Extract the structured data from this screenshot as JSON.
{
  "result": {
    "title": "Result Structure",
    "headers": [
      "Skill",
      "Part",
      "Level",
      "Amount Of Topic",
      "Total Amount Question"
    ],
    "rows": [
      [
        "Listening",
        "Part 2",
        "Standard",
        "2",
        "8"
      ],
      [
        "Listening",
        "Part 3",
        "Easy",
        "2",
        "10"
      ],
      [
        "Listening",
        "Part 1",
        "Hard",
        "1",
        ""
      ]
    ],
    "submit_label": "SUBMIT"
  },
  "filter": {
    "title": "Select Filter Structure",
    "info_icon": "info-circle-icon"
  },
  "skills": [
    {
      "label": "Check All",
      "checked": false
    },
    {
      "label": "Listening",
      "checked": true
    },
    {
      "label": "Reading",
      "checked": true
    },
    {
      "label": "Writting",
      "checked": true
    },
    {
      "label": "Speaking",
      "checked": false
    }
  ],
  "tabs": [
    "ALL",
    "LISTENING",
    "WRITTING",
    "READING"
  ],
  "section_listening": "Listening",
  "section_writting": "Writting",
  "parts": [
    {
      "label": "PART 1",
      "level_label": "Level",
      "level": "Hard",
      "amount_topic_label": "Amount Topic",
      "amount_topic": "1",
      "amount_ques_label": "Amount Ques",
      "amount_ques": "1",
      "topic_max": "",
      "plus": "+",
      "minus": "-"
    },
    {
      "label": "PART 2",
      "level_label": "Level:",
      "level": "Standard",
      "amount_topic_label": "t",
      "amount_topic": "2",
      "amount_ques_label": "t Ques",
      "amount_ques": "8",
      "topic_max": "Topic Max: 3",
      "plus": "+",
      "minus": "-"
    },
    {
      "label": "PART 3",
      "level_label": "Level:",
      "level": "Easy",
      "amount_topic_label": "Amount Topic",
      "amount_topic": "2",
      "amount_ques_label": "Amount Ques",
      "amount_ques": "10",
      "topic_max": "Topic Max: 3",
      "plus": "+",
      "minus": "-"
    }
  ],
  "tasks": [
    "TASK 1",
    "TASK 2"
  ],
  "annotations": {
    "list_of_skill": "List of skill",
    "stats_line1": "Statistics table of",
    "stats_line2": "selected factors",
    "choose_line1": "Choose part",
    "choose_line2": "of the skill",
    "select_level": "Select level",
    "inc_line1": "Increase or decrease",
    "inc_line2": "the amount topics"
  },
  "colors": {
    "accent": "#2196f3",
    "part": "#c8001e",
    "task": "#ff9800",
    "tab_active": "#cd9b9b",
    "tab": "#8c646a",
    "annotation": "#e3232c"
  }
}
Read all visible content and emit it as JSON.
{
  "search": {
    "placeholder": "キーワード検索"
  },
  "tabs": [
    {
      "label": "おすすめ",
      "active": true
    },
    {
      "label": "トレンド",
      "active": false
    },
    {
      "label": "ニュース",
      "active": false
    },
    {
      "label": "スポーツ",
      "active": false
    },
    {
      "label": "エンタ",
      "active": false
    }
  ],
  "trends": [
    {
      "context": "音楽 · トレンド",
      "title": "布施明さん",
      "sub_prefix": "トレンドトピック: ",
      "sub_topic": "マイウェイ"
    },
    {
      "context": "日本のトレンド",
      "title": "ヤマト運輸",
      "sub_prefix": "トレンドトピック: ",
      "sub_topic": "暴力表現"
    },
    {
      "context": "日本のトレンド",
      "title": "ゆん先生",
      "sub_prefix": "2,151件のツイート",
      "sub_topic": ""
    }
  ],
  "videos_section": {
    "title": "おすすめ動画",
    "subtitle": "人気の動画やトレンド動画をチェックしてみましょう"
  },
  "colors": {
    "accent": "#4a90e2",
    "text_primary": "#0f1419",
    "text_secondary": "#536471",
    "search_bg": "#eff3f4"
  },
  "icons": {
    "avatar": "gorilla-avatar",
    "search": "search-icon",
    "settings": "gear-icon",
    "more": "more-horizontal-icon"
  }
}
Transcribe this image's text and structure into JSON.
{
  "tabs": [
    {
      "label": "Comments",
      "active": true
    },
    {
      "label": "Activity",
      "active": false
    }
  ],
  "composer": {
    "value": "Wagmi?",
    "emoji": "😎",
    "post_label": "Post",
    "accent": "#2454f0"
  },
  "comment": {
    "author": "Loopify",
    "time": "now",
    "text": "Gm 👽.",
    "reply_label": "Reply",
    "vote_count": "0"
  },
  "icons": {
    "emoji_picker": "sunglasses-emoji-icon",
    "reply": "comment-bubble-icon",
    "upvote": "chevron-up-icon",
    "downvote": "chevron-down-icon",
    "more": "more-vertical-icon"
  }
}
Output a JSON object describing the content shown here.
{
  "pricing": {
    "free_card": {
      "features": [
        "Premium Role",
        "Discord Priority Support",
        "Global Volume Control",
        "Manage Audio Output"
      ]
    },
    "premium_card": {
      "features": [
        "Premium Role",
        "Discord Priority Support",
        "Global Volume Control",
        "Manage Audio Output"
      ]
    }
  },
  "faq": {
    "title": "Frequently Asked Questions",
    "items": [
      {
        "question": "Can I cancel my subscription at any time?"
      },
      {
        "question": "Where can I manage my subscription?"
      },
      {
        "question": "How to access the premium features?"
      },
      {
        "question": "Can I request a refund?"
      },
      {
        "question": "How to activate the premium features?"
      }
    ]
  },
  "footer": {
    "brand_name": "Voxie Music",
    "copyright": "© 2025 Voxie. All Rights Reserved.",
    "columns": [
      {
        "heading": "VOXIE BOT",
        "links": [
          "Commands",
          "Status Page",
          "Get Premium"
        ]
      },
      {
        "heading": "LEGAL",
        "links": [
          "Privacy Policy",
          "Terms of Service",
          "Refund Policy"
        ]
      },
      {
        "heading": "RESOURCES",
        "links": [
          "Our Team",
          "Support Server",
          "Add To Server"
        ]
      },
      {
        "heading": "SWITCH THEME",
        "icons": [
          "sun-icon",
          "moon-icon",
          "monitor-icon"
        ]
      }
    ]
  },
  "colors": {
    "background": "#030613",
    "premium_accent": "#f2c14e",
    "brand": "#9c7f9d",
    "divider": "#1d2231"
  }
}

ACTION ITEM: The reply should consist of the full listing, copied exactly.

YOUR RESPONSE:
Extract the structured data from this screenshot as JSON.
{
  "result": {
    "title": "Result Structure",
    "headers": [
      "Skill",
      "Part",
      "Level",
      "Amount Of Topic",
      "Total Amount Question"
    ],
    "rows": [
      [
        "Listening",
        "Part 2",
        "Standard",
        "2",
        "8"
      ],
      [
        "Listening",
        "Part 3",
        "Easy",
        "2",
        "10"
      ],
      [
        "Listening",
        "Part 1",
        "Hard",
        "1",
        ""
      ]
    ],
    "submit_label": "SUBMIT"
  },
  "filter": {
    "title": "Select Filter Structure",
    "info_icon": "info-circle-icon"
  },
  "skills": [
    {
      "label": "Check All",
      "checked": false
    },
    {
      "label": "Listening",
      "checked": true
    },
    {
      "label": "Reading",
      "checked": true
    },
    {
      "label": "Writting",
      "checked": true
    },
    {
      "label": "Speaking",
      "checked": false
    }
  ],
  "tabs": [
    "ALL",
    "LISTENING",
    "WRITTING",
    "READING"
  ],
  "section_listening": "Listening",
  "section_writting": "Writting",
  "parts": [
    {
      "label": "PART 1",
      "level_label": "Level",
      "level": "Hard",
      "amount_topic_label": "Amount Topic",
      "amount_topic": "1",
      "amount_ques_label": "Amount Ques",
      "amount_ques": "1",
      "topic_max": "",
      "plus": "+",
      "minus": "-"
    },
    {
      "label": "PART 2",
      "level_label": "Level:",
      "level": "Standard",
      "amount_topic_label": "t",
      "amount_topic": "2",
      "amount_ques_label": "t Ques",
      "amount_ques": "8",
      "topic_max": "Topic Max: 3",
      "plus": "+",
      "minus": "-"
    },
    {
      "label": "PART 3",
      "level_label": "Level:",
      "level": "Easy",
      "amount_topic_label": "Amount Topic",
      "amount_topic": "2",
      "amount_ques_label": "Amount Ques",
      "amount_ques": "10",
      "topic_max": "Topic Max: 3",
      "plus": "+",
      "minus": "-"
    }
  ],
  "tasks": [
    "TASK 1",
    "TASK 2"
  ],
  "annotations": {
    "list_of_skill": "List of skill",
    "stats_line1": "Statistics table of",
    "stats_line2": "selected factors",
    "choose_line1": "Choose part",
    "choose_line2": "of the skill",
    "select_level": "Select level",
    "inc_line1": "Increase or decrease",
    "inc_line2": "the amount topics"
  },
  "colors": {
    "accent": "#2196f3",
    "part": "#c8001e",
    "task": "#ff9800",
    "tab_active": "#cd9b9b",
    "tab": "#8c646a",
    "annotation": "#e3232c"
  }
}
Read all visible content and emit it as JSON.
{
  "search": {
    "placeholder": "キーワード検索"
  },
  "tabs": [
    {
      "label": "おすすめ",
      "active": true
    },
    {
      "label": "トレンド",
      "active": false
    },
    {
      "label": "ニュース",
      "active": false
    },
    {
      "label": "スポーツ",
      "active": false
    },
    {
      "label": "エンタ",
      "active": false
    }
  ],
  "trends": [
    {
      "context": "音楽 · トレンド",
      "title": "布施明さん",
      "sub_prefix": "トレンドトピック: ",
      "sub_topic": "マイウェイ"
    },
    {
      "context": "日本のトレンド",
      "title": "ヤマト運輸",
      "sub_prefix": "トレンドトピック: ",
      "sub_topic": "暴力表現"
    },
    {
      "context": "日本のトレンド",
      "title": "ゆん先生",
      "sub_prefix": "2,151件のツイート",
      "sub_topic": ""
    }
  ],
  "videos_section": {
    "title": "おすすめ動画",
    "subtitle": "人気の動画やトレンド動画をチェックしてみましょう"
  },
  "colors": {
    "accent": "#4a90e2",
    "text_primary": "#0f1419",
    "text_secondary": "#536471",
    "search_bg": "#eff3f4"
  },
  "icons": {
    "avatar": "gorilla-avatar",
    "search": "search-icon",
    "settings": "gear-icon",
    "more": "more-horizontal-icon"
  }
}
Transcribe this image's text and structure into JSON.
{
  "tabs": [
    {
      "label": "Comments",
      "active": true
    },
    {
      "label": "Activity",
      "active": false
    }
  ],
  "composer": {
    "value": "Wagmi?",
    "emoji": "😎",
    "post_label": "Post",
    "accent": "#2454f0"
  },
  "comment": {
    "author": "Loopify",
    "time": "now",
    "text": "Gm 👽.",
    "reply_label": "Reply",
    "vote_count": "0"
  },
  "icons": {
    "emoji_picker": "sunglasses-emoji-icon",
    "reply": "comment-bubble-icon",
    "upvote": "chevron-up-icon",
    "downvote": "chevron-down-icon",
    "more": "more-vertical-icon"
  }
}
Output a JSON object describing the content shown here.
{
  "pricing": {
    "free_card": {
      "features": [
        "Premium Role",
        "Discord Priority Support",
        "Global Volume Control",
        "Manage Audio Output"
      ]
    },
    "premium_card": {
      "features": [
        "Premium Role",
        "Discord Priority Support",
        "Global Volume Control",
        "Manage Audio Output"
      ]
    }
  },
  "faq": {
    "title": "Frequently Asked Questions",
    "items": [
      {
        "question": "Can I cancel my subscription at any time?"
      },
      {
        "question": "Where can I manage my subscription?"
      },
      {
        "question": "How to access the premium features?"
      },
      {
        "question": "Can I request a refund?"
      },
      {
        "question": "How to activate the premium features?"
      }
    ]
  },
  "footer": {
    "brand_name": "Voxie Music",
    "copyright": "© 2025 Voxie. All Rights Reserved.",
    "columns": [
      {
        "heading": "VOXIE BOT",
        "links": [
          "Commands",
          "Status Page",
          "Get Premium"
        ]
      },
      {
        "heading": "LEGAL",
        "links": [
          "Privacy Policy",
          "Terms of Service",
          "Refund Policy"
        ]
      },
      {
        "heading": "RESOURCES",
        "links": [
          "Our Team",
          "Support Server",
          "Add To Server"
        ]
      },
      {
        "heading": "SWITCH THEME",
        "icons": [
          "sun-icon",
          "moon-icon",
          "monitor-icon"
        ]
      }
    ]
  },
  "colors": {
    "background": "#030613",
    "premium_accent": "#f2c14e",
    "brand": "#9c7f9d",
    "divider": "#1d2231"
  }
}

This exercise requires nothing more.